When Carrie and Miranda visited Magnolia Bakery on “Sex and the City” in 2004, they put gourmet cupcakes on the map.
But 10 years later, after countless TV bake-offs, and cupcake store openings on seemingly every street corner, the treats aren’t quite as sweet.
Cupcake giant Crumbs bakery declared bankruptcy.
In 2004, there were nearly 3,000 articles on cupcakes. Last year? 998. And most of them weren’t even about cupcakes. They wanted to know one thing: what’s the next cupcake?
And now? Ryan Palmer thinks he’s onto something. He owns Gourdough’s in Austin.
“Basically we found out that we could do anything we want to do with a donut,” Palmer says.
The $6 donuts can be sweet or savory – everything from chicken fried steak to peanut butter and jelly. Palmer says business is just fine.
“Everybody likes fried food,” he says. “Donut’s fried, cupcakes aren’t, makes them extra better.”

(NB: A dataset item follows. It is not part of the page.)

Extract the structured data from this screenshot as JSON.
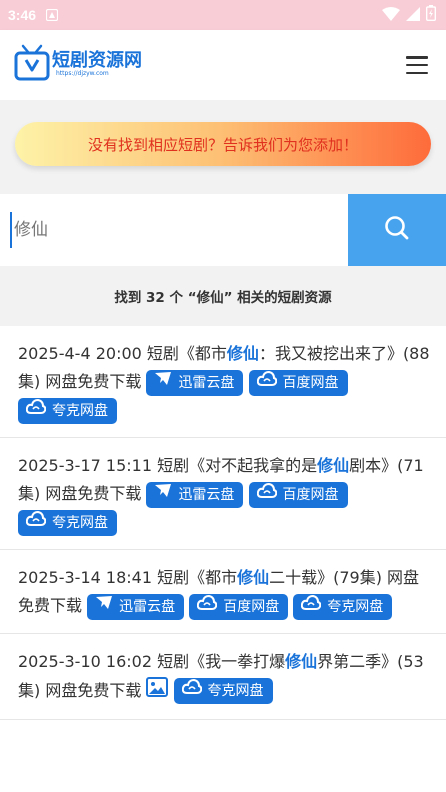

But fads can fry out so fast. For every singe success story, there’s been two satisfries. Right?
All About Branding
Brian Herbstreit says the right branding keeps a pastry fresher longer. That’s why he bought into a franchise instead of starting from scratch. “Nothing Bundt Cakes” spent a lot of time up front finding out what customers want.
“Bundtinis are the smallest size, we sell those by the dozen. We have bundlets – bundtlets are about the size of your fist, that’s our version of a cupcake,” Herbstreit says.
Herbstreit thinks the small size, coupled with the combination of nostalgia and trendiness, is an irresistible draw for old and young alike. So where can you catch some of that lightning in a bottle? University of Houston marketing professor Betsy Gelb says the secret to baked success is social – as in Pinterest, Twitter and Tumblr.
“It’s a conversation piece; now you have something to maybe talk about on social media,” Gelb says. “All of that tremendously helps what I call the upstart baker.”
So whatever you buy for your sweetie this Valentine’s Day – make sure to take lots of pictures.